[Records for the task]:
- Opening Delimiter -

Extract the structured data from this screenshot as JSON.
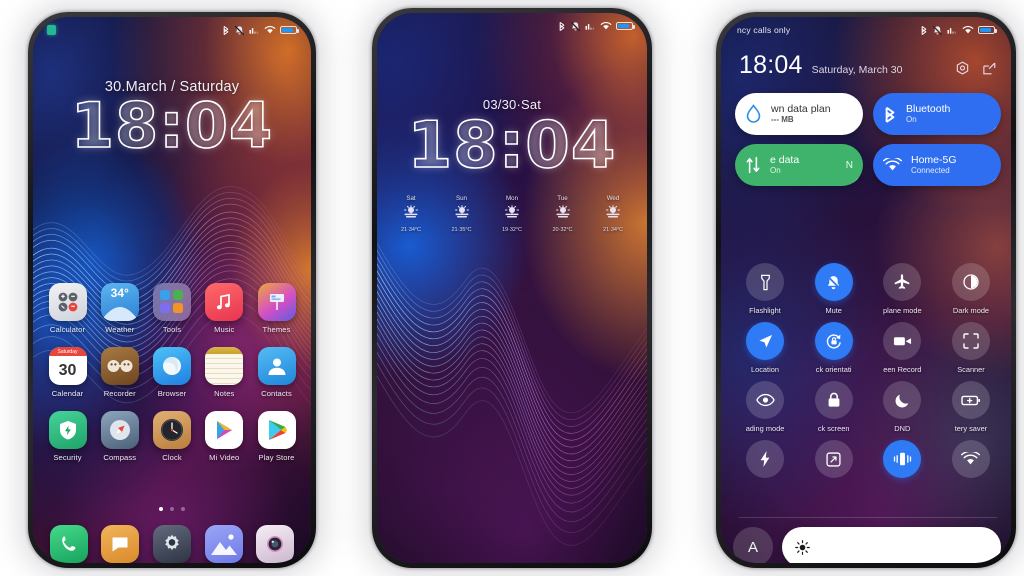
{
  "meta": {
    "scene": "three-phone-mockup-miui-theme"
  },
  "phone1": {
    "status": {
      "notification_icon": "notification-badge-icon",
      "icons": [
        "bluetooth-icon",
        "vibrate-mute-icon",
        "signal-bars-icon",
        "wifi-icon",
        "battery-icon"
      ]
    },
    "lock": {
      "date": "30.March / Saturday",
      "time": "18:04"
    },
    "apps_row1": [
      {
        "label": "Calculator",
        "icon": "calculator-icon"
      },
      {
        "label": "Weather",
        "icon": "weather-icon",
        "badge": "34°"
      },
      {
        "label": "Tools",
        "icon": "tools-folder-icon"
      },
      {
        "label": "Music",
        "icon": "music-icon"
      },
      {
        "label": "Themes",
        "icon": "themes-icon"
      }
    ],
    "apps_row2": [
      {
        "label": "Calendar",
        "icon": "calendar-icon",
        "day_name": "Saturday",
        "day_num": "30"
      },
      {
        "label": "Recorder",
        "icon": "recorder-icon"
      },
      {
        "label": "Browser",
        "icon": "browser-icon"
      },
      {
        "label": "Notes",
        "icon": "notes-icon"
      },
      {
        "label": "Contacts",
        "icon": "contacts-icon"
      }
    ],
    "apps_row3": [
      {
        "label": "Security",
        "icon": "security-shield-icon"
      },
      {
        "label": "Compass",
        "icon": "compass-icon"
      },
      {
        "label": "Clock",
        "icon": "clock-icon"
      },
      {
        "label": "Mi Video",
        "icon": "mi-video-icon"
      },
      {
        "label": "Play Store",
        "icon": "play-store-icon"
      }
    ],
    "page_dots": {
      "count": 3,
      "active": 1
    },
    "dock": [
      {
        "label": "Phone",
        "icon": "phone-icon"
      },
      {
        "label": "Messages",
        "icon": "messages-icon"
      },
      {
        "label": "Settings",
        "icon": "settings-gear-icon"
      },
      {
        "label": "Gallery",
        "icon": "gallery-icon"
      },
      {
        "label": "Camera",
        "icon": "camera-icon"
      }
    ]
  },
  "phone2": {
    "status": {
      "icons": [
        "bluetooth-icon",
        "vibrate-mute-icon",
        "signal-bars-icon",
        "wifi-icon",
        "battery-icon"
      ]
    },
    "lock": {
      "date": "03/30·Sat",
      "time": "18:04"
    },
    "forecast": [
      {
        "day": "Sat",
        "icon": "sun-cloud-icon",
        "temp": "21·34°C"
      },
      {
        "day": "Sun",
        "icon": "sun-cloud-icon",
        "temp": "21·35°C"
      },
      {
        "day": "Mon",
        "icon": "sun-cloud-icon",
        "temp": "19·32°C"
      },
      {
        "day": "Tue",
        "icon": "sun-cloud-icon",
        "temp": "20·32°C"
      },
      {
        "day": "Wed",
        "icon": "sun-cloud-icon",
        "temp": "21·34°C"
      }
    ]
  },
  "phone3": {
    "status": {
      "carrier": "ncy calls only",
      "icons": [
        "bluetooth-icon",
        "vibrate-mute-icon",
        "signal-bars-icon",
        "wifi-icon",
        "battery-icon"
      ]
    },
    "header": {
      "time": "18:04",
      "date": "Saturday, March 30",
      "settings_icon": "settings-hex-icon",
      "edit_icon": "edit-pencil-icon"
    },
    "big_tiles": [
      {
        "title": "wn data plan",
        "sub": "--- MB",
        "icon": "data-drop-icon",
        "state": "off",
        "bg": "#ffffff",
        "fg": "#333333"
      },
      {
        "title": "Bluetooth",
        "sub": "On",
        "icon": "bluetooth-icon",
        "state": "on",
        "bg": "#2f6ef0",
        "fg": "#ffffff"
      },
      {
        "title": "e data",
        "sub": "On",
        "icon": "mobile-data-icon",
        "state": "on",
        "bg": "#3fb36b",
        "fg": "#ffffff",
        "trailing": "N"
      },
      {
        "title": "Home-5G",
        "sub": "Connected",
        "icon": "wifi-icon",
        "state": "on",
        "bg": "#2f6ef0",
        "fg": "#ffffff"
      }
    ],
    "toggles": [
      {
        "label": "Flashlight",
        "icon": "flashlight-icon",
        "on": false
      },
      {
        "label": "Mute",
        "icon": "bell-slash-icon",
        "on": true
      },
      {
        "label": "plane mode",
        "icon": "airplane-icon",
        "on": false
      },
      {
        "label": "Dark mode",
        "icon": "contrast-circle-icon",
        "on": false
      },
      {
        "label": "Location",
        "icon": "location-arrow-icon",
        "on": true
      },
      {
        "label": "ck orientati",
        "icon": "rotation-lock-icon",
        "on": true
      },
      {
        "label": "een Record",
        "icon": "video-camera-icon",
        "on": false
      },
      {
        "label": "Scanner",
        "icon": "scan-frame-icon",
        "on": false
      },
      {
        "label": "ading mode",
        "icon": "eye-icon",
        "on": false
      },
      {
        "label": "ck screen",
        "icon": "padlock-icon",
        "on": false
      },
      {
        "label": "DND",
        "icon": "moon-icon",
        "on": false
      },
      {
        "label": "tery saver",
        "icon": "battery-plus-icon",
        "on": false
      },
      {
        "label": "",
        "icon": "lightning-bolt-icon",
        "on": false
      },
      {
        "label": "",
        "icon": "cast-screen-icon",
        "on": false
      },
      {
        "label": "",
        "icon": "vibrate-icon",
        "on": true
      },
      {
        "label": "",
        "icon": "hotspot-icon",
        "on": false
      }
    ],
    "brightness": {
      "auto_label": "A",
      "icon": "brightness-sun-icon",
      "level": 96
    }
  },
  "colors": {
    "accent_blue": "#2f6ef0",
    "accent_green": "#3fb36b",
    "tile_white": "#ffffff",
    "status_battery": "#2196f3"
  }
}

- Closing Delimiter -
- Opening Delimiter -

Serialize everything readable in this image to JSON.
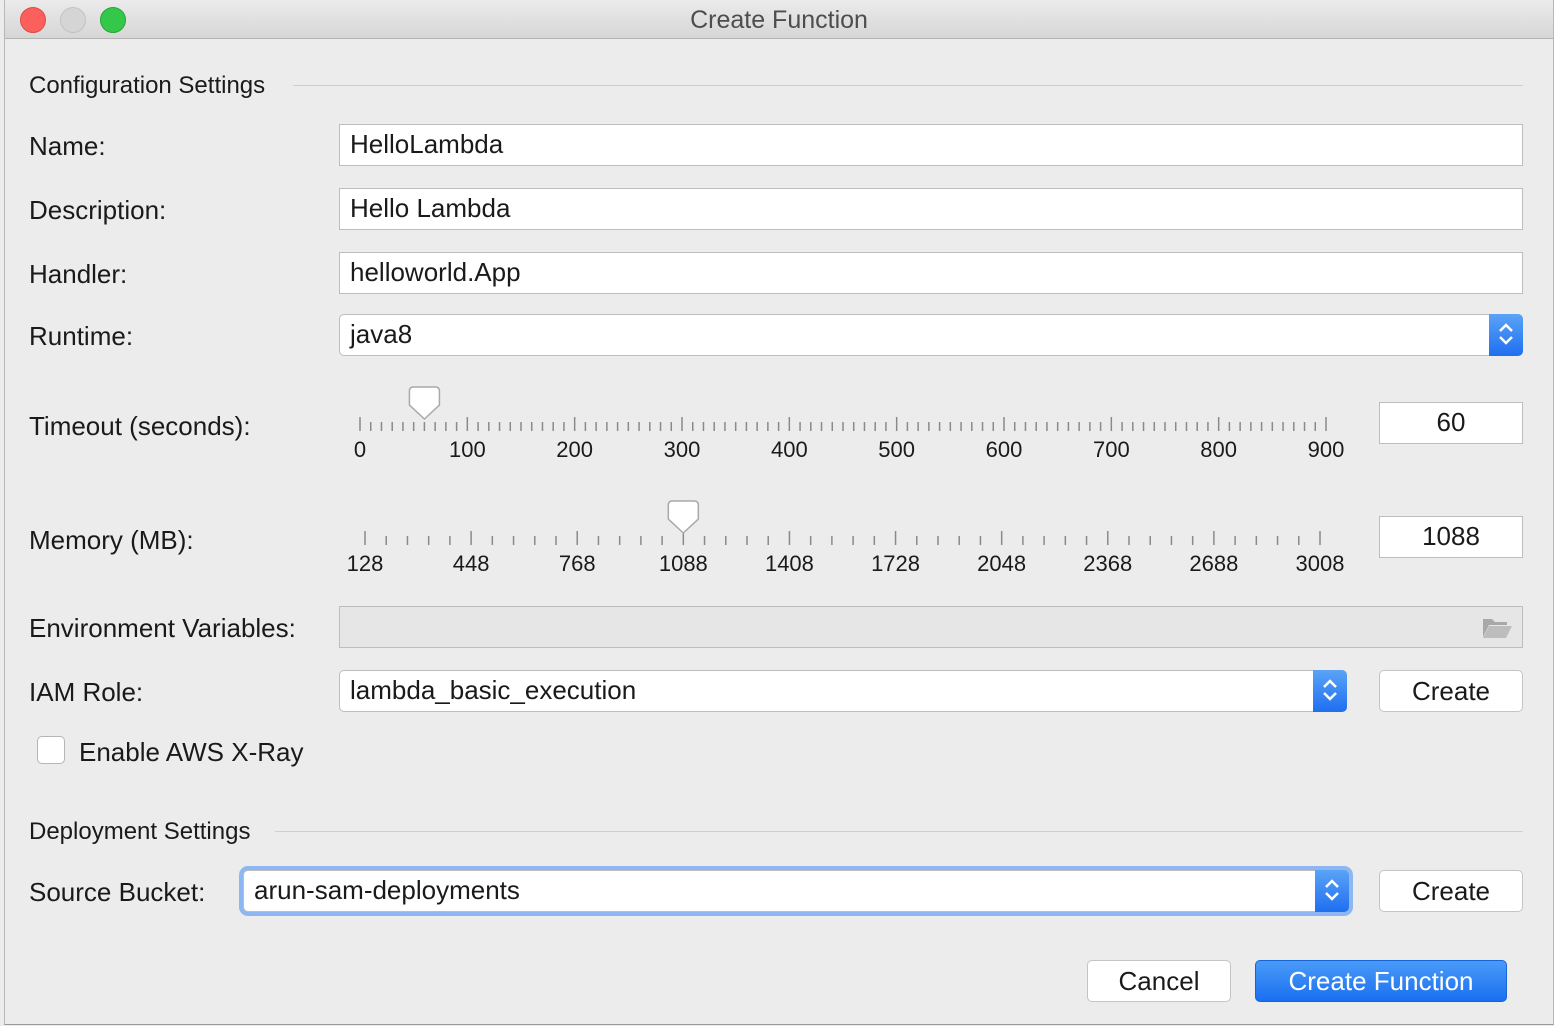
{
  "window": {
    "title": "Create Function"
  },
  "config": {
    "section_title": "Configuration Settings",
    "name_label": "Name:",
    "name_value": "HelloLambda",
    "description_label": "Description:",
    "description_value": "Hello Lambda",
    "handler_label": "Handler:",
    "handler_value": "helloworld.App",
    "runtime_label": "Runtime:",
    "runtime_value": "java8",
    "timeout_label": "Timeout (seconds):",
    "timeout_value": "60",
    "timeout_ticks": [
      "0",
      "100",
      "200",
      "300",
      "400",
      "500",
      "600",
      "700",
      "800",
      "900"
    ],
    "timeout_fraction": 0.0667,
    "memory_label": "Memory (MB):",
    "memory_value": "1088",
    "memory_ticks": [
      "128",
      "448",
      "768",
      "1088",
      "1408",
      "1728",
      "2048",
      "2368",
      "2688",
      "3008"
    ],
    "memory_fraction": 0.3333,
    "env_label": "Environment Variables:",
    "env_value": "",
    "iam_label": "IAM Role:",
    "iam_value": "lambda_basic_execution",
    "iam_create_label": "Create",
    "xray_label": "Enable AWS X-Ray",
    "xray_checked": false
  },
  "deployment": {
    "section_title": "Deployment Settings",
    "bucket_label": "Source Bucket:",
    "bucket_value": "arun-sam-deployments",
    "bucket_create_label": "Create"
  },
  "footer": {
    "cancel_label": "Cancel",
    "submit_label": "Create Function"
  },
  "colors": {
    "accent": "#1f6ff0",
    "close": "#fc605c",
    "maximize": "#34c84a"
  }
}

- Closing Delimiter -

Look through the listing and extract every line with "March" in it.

      "date": "30.March / Saturday",
      "date": "Saturday, March 30",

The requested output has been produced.